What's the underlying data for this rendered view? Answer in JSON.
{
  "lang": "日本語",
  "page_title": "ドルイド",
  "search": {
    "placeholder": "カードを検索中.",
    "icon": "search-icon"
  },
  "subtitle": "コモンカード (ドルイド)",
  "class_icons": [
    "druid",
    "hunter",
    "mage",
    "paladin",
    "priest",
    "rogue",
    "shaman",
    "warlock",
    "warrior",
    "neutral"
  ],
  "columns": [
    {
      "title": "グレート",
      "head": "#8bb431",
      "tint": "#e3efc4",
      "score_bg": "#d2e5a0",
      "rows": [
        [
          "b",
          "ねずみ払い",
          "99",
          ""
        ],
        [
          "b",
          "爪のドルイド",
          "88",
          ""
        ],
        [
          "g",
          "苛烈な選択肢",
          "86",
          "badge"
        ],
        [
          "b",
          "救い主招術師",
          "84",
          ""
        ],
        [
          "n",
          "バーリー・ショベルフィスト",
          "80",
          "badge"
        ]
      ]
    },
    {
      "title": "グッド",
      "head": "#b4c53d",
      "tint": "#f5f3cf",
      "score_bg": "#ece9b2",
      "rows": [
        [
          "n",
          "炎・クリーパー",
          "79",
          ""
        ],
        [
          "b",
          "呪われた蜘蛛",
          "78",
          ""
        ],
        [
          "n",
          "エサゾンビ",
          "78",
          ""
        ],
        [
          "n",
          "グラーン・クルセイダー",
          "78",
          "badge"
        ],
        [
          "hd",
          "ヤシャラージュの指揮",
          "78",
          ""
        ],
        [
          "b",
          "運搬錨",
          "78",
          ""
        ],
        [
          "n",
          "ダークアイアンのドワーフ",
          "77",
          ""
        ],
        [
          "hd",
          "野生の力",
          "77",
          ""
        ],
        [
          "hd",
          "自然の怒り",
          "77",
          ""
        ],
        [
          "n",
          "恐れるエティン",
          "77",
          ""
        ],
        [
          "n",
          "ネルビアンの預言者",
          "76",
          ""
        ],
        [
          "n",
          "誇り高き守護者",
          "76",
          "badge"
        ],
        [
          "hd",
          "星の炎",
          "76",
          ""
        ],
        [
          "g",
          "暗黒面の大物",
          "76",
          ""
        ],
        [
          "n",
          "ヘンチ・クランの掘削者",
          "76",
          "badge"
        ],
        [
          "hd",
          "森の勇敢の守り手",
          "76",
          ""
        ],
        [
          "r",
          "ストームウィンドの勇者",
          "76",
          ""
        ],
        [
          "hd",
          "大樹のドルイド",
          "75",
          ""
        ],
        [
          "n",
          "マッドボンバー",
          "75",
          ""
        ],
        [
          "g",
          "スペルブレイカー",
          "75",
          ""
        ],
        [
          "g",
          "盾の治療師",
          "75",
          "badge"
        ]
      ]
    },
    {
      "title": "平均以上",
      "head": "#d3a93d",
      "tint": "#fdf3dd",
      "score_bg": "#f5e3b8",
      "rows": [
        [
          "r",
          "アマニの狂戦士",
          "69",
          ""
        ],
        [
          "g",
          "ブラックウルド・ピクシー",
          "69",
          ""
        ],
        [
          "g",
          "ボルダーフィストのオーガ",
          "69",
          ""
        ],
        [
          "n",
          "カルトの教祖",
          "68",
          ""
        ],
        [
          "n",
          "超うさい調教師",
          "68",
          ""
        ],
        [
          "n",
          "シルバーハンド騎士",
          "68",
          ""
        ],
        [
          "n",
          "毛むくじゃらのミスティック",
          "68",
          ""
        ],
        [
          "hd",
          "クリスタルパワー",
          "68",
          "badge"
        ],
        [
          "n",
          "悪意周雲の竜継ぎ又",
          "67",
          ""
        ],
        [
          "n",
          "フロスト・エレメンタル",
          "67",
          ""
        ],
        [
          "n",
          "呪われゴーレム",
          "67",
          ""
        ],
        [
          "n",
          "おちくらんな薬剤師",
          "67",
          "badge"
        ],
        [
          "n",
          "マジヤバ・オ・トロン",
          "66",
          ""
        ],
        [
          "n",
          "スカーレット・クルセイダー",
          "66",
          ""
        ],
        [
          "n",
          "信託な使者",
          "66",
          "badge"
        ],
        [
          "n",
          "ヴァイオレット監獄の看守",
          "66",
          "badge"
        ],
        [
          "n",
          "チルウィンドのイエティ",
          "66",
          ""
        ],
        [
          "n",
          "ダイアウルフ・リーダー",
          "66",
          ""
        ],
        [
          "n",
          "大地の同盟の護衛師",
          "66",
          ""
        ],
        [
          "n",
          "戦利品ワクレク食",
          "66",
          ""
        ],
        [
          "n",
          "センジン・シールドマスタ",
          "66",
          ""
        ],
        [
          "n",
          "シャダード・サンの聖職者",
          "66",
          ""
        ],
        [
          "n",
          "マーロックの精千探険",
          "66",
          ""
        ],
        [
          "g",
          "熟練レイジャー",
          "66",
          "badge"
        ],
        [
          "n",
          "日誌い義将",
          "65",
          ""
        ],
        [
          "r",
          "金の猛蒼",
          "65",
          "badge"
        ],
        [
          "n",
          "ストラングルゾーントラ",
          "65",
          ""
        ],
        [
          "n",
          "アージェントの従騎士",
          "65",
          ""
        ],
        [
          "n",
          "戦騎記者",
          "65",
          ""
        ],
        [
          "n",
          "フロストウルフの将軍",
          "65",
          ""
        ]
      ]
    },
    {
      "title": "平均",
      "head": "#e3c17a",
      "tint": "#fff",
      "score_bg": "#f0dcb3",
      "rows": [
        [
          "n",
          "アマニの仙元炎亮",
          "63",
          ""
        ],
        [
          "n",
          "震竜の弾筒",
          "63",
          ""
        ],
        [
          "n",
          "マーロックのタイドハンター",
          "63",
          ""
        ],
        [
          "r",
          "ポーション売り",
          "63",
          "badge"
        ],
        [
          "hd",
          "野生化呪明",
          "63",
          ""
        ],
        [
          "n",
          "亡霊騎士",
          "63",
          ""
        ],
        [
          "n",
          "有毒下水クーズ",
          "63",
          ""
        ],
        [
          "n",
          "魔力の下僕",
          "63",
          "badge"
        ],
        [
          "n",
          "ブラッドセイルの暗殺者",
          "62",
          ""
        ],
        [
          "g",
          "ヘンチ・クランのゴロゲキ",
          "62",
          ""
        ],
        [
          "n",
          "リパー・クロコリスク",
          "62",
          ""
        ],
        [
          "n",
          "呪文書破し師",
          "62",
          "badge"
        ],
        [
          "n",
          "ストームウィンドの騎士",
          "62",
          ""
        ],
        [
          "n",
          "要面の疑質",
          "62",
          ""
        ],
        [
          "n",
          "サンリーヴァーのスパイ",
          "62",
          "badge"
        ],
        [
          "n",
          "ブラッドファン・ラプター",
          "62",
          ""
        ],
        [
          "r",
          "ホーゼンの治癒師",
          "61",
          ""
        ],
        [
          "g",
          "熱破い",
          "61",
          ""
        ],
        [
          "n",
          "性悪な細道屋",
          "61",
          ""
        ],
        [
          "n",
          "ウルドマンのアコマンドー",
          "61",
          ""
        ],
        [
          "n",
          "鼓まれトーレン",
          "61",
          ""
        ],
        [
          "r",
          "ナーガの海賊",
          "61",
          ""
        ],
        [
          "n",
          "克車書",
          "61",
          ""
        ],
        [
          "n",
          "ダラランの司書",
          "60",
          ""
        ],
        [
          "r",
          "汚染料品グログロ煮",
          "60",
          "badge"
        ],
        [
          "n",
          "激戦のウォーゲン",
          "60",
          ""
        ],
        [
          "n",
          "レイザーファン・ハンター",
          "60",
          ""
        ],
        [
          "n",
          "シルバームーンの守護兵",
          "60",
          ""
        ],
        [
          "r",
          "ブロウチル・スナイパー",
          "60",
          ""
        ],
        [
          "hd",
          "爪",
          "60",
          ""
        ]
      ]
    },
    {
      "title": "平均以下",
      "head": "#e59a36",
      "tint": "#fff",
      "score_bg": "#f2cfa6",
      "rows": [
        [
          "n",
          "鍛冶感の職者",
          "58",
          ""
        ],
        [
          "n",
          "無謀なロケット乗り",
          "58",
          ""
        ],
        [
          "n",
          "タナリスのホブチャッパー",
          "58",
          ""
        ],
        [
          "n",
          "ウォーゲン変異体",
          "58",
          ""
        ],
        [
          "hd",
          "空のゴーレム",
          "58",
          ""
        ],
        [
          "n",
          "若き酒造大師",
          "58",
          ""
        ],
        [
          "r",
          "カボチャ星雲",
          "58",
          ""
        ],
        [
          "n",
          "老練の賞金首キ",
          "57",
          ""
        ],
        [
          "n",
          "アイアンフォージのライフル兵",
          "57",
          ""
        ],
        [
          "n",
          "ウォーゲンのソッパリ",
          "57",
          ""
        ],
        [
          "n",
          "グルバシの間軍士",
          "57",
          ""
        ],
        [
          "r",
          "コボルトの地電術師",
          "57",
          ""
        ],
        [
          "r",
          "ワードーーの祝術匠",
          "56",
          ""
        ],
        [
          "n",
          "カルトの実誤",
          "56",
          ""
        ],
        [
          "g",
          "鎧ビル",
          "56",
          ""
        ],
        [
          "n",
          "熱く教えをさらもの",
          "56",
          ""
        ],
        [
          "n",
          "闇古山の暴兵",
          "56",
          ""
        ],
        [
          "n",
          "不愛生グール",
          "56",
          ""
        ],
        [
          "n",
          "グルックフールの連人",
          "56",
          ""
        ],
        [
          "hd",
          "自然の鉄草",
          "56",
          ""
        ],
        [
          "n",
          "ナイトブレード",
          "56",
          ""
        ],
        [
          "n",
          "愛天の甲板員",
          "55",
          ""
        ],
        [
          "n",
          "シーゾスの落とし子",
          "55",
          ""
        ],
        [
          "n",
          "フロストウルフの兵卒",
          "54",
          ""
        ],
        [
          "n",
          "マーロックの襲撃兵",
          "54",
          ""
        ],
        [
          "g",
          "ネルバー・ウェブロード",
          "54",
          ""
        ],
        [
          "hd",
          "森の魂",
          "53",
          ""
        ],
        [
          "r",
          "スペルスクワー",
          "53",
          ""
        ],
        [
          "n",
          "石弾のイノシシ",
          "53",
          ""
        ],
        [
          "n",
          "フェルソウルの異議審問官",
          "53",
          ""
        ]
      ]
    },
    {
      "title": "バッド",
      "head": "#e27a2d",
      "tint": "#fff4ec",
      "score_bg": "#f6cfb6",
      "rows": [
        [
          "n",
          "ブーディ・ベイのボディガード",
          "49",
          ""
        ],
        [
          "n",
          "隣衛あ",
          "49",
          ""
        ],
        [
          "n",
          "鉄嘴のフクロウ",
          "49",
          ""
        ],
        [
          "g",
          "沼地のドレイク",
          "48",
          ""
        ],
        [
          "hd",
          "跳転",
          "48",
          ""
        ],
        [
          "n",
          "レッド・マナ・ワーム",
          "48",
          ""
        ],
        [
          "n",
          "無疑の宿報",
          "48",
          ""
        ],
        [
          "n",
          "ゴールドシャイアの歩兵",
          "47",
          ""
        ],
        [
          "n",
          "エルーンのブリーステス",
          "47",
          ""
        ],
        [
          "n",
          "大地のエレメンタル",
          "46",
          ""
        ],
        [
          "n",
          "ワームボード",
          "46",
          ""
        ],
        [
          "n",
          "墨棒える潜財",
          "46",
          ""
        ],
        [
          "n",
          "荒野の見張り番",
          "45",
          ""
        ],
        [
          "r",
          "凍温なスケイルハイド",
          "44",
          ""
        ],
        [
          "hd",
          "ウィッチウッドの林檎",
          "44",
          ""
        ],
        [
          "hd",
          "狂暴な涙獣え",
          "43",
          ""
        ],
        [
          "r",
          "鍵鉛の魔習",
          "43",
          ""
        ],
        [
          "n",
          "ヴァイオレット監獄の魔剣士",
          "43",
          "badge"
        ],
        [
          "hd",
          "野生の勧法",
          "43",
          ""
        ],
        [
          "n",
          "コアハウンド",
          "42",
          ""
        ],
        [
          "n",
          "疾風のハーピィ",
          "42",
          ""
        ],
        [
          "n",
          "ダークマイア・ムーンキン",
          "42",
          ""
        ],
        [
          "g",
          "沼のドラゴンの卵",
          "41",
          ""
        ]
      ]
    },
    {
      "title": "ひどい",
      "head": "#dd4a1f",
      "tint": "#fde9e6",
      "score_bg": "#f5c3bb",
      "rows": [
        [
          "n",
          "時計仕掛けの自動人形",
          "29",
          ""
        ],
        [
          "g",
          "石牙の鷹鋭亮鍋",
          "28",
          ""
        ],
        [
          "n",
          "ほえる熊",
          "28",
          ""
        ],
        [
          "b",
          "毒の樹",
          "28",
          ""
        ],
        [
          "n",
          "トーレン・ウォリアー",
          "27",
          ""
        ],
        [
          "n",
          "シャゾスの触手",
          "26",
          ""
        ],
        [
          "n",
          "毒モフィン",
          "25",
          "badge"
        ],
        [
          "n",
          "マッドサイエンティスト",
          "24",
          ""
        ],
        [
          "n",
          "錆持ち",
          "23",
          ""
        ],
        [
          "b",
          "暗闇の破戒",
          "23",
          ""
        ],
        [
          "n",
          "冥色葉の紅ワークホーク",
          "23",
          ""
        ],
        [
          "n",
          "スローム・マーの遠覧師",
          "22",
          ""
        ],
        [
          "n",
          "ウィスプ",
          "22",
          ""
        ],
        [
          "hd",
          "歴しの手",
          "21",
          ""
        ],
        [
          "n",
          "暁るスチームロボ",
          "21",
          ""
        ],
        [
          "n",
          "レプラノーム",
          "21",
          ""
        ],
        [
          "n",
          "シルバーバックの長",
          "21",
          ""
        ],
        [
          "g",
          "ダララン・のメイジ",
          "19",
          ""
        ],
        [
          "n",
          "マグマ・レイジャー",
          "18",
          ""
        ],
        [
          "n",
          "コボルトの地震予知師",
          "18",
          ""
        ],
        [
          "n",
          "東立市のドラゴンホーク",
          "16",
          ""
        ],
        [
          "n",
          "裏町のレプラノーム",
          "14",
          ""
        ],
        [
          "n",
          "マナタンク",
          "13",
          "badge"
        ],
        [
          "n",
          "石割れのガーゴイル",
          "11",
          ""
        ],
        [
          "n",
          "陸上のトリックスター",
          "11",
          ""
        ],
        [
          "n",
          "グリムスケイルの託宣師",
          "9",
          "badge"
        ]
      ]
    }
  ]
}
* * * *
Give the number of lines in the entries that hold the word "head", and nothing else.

Exercise output: 7